Ala Alwan, MD, Assistant Director General for Noncommunicable Diseases and Mental Health, World Health Organization
"The World Health Organization hopes that this new initiative will assist with the implementation of the Global Strategy Action Plan. Prevention and implementation research will be critical to reducing the enormous health and socioeconomic burden of non-communicable diseases (NCD), particularly in low- and middle-income countries. It is crucial to have close coordination between this initiative and the work underway in WHO to develop a prioritized research agenda focusing on strengthening prevention interventions and promoting national capacity in NCD prevention research."
Sir Leszek Borysiewicz, Chief Executive, U.K. Medical Research Council
"It is essential that we work in close partnership with colleagues from developed and developing countries to address the challenges posed by the world-wide increase in non-communicable diseases. We welcome this opportunity for the UK to establish global links in this vital area of research and look forward to the future expansion of the partnership."
Alain Beaudet, President of the Canadian Institutes of Health Research
"Canada is proud to collaborate with other countries in the fight against these chronic diseases. I believe that Canada can excel on the world stage by bringing our unique research talents to bear on these global health research problems that affect millions of people worldwide."
Prof. Warwick Anderson, CEO, Australia National Health and Medical Research Council
"Australia is pleased to be part of this landmark global alliance which is bringing together the world's leading health and medical research funding agencies to work in an unprecedented partnership to fight chronic, non-communicable diseases. This alliance will help direct research collaborations across the world aimed at creating and translating research evidence towards the prevention and control of these diseases."
Sir John Bell, Regius Professor, Oxford University; President, UK Acadamy of Medical Science
"This is the first alliance on chronic diseases that we have seen.
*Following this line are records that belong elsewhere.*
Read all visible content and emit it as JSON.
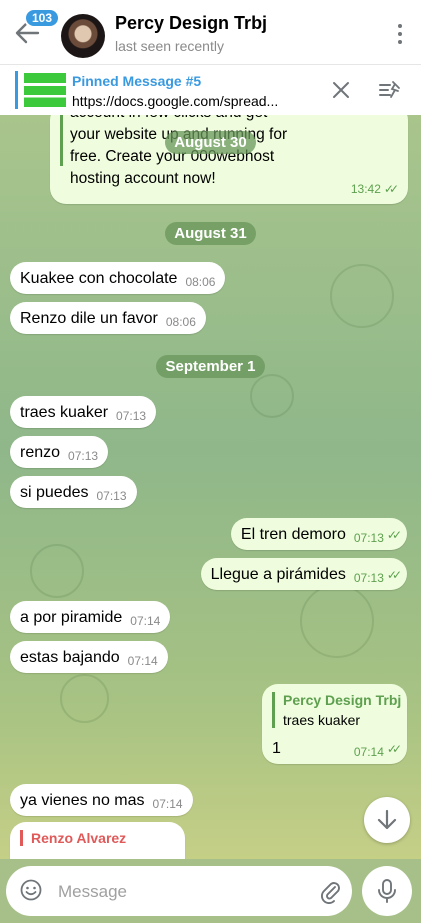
{
  "header": {
    "unread_badge": "103",
    "title": "Percy Design Trbj",
    "status": "last seen recently"
  },
  "pinned": {
    "title": "Pinned Message #5",
    "text": "https://docs.google.com/spread..."
  },
  "earlier_message": {
    "lines": [
      "account in few clicks and get",
      "your website up and running for",
      "free. Create your 000webhost",
      "hosting account now!"
    ],
    "time": "13:42"
  },
  "dates": {
    "d1": "August 30",
    "d2": "August 31",
    "d3": "September 1"
  },
  "messages": [
    {
      "text": "Kuakee con chocolate",
      "time": "08:06"
    },
    {
      "text": "Renzo dile un favor",
      "time": "08:06"
    },
    {
      "text": "traes kuaker",
      "time": "07:13"
    },
    {
      "text": "renzo",
      "time": "07:13"
    },
    {
      "text": "si puedes",
      "time": "07:13"
    },
    {
      "text": "El tren demoro",
      "time": "07:13"
    },
    {
      "text": "Llegue a pirámides",
      "time": "07:13"
    },
    {
      "text": "a por piramide",
      "time": "07:14"
    },
    {
      "text": "estas bajando",
      "time": "07:14"
    },
    {
      "text": "1",
      "time": "07:14"
    },
    {
      "text": "ya vienes no mas",
      "time": "07:14"
    }
  ],
  "reply": {
    "name": "Percy Design Trbj",
    "text": "traes kuaker"
  },
  "partial_reply": {
    "name": "Renzo Alvarez"
  },
  "composer": {
    "placeholder": "Message"
  },
  "colors": {
    "accent": "#3a9ae0",
    "outgoing_bubble": "#effdde",
    "check_green": "#5ea04f"
  }
}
It has been due for a long time and I hope that it will grow fast so we can begin to break the rising curve of these diseases globally."
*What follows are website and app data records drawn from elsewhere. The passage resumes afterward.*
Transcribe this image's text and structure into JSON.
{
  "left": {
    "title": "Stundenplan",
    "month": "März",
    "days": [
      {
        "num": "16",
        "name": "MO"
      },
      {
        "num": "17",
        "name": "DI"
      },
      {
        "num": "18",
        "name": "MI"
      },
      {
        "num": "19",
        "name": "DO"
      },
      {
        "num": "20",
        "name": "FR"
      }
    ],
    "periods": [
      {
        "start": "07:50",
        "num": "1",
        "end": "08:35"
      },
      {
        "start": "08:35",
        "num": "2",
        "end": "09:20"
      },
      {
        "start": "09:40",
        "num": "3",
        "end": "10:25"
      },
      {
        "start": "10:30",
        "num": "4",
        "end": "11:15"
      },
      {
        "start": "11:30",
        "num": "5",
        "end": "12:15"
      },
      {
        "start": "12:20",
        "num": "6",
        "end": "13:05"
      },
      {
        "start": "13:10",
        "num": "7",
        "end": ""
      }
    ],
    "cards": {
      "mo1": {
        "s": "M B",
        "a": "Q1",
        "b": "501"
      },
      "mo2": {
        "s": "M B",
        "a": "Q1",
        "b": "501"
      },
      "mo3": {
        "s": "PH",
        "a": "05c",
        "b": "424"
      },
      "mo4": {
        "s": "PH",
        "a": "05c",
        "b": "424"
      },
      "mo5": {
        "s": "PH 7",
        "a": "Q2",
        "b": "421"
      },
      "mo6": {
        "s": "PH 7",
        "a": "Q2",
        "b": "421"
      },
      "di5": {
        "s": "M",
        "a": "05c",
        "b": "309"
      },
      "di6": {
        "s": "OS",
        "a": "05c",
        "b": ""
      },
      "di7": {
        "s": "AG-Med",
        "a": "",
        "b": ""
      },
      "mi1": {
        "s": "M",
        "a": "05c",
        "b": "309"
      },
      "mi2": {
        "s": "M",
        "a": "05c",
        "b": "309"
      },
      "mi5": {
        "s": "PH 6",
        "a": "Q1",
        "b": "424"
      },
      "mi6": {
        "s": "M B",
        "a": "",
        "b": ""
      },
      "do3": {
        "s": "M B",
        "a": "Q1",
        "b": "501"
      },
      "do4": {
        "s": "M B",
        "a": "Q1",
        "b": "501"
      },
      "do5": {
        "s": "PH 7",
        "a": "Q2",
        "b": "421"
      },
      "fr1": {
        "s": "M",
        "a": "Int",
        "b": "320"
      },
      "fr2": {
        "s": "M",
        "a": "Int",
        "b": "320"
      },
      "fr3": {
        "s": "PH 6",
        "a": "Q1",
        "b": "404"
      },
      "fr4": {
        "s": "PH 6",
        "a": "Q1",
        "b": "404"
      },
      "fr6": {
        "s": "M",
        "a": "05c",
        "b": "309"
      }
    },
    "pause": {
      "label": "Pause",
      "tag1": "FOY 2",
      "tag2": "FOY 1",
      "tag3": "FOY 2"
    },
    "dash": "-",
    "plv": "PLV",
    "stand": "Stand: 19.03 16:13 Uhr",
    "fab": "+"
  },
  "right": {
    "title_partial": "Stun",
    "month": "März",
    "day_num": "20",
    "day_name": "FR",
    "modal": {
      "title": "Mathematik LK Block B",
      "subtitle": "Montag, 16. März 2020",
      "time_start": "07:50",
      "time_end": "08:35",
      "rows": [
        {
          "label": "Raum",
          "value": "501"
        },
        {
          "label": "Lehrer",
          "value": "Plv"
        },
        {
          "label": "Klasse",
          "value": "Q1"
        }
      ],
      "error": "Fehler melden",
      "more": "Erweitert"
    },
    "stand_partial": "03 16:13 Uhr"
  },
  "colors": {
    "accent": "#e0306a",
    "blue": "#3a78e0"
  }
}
Stig Pramming, Director, Oxford Health Alliance
"Industry has an important role in helping to solve some of these problems and the Alliance intends to work with the commercial sector as appropriate."
Abdallah Daar, McLaughlin-Rotman Centre for Global Health, based at the University of Toronto and the University Health Network:
"We anticipate that the initial group of Alliance members will expand rapidly, embracing research funders, including philanthropic foundations, from around the world that have an interest in this agenda."
In their 2007 paper in Nature, the 19 authors of the "Grand Challenges," led by Dr. Daar, said chronic non-communicable diseases
- Cause the greatest share of death and disability worldwide;
- Account for over 60% of deaths worldwide, four-fifths of those fatalities being citizens of low and middle income countries;
- Cause twice as many deaths as the combined total of HIV/AIDS, tuberculosis, malaria, maternal and peri-natal conditions, and nutritional deficiencies.
As well, in the absence of serious action taken now, it is estimated that China, India and the U.K. will lose an estimated $558 billion, $237 billion and $33 billion respectively in foregone national income over the next decade due to heart disease, stroke and diabetes.
Media contacts at member institutions:
National Heart, Lung, and Blood Institute (NHLBI) of the U.S. National Institutes of Health:
Canadian Institutes of Health Research
+1-613-941-4563; +1-613-808-7526 (m); firstname.lastname@example.org
U.K. Medical Research Council
Ms. Hazel Lambert, +44-(0)-207-670 5301; +44 (0) 20 7637 6011; email@example.com
Australia National Health and Medical Research Council
Ms. Carolyn Norrie, +61 (02) 6217 9342; +61-0422 008 512 (m); firstname.lastname@example.org